> _Task inputs_
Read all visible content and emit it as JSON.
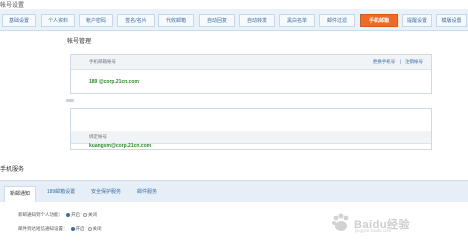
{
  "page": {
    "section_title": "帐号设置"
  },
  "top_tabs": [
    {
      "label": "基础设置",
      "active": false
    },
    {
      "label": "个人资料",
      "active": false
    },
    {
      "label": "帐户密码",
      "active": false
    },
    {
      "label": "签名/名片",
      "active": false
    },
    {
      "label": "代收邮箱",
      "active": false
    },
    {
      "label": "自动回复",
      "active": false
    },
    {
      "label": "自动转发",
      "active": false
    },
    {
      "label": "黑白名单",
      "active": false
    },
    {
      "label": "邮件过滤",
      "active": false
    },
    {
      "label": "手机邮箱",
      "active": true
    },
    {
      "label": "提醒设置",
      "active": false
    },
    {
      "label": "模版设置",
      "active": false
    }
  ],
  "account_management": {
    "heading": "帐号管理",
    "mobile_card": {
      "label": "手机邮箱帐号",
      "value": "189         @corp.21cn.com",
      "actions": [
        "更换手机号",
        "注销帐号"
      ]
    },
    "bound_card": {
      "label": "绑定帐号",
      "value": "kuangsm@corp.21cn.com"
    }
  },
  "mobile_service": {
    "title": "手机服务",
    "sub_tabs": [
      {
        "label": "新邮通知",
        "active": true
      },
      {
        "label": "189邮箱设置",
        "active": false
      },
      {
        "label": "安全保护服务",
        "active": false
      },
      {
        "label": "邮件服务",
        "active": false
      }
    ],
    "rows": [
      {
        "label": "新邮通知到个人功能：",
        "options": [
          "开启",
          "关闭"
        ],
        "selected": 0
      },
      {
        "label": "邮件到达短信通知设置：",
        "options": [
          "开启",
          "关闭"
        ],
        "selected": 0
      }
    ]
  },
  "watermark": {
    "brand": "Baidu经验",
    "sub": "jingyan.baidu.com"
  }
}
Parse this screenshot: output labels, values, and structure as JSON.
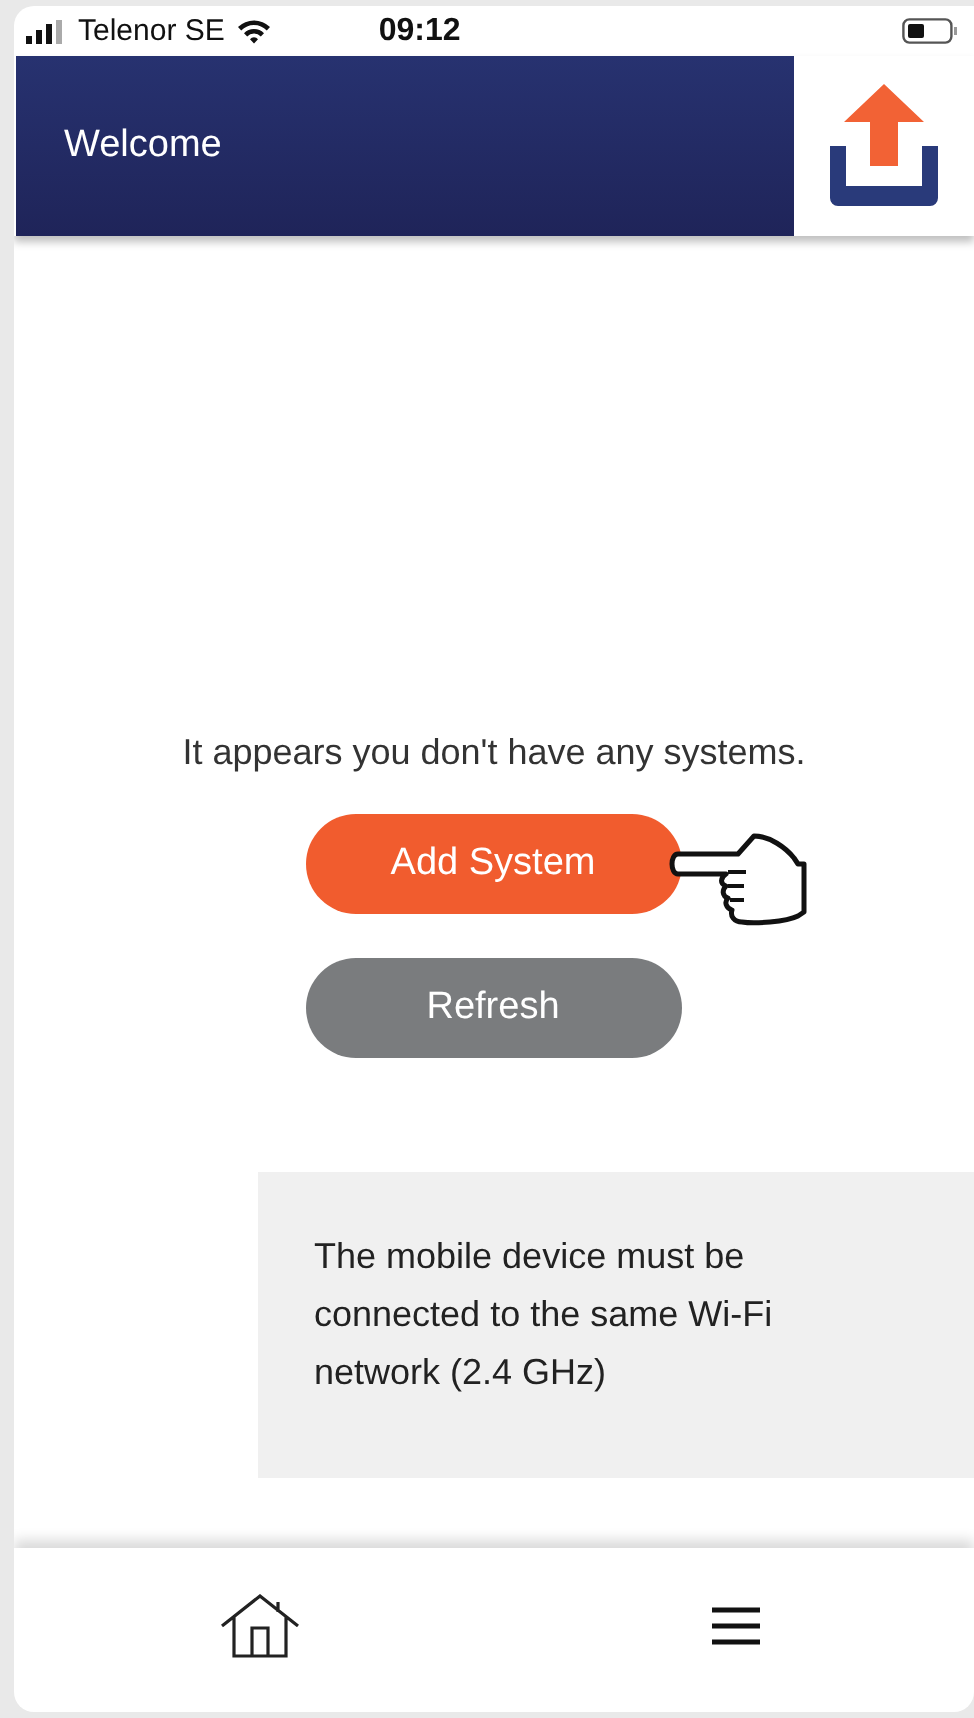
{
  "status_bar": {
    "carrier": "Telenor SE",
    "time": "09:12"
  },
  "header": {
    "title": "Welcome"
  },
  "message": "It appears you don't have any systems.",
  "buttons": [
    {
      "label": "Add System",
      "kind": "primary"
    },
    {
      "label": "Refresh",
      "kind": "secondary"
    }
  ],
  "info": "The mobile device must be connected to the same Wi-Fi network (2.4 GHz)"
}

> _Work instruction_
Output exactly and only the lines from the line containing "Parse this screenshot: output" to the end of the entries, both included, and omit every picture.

> _Task response_
Parse this screenshot: output labels, values, and structure as JSON.
{
  "status_bar": {
    "carrier": "Telenor SE",
    "time": "09:12"
  },
  "header": {
    "title": "Welcome"
  },
  "message": "It appears you don't have any systems.",
  "buttons": [
    {
      "label": "Add System",
      "kind": "primary"
    },
    {
      "label": "Refresh",
      "kind": "secondary"
    }
  ],
  "info": "The mobile device must be connected to the same Wi-Fi network (2.4 GHz)"
}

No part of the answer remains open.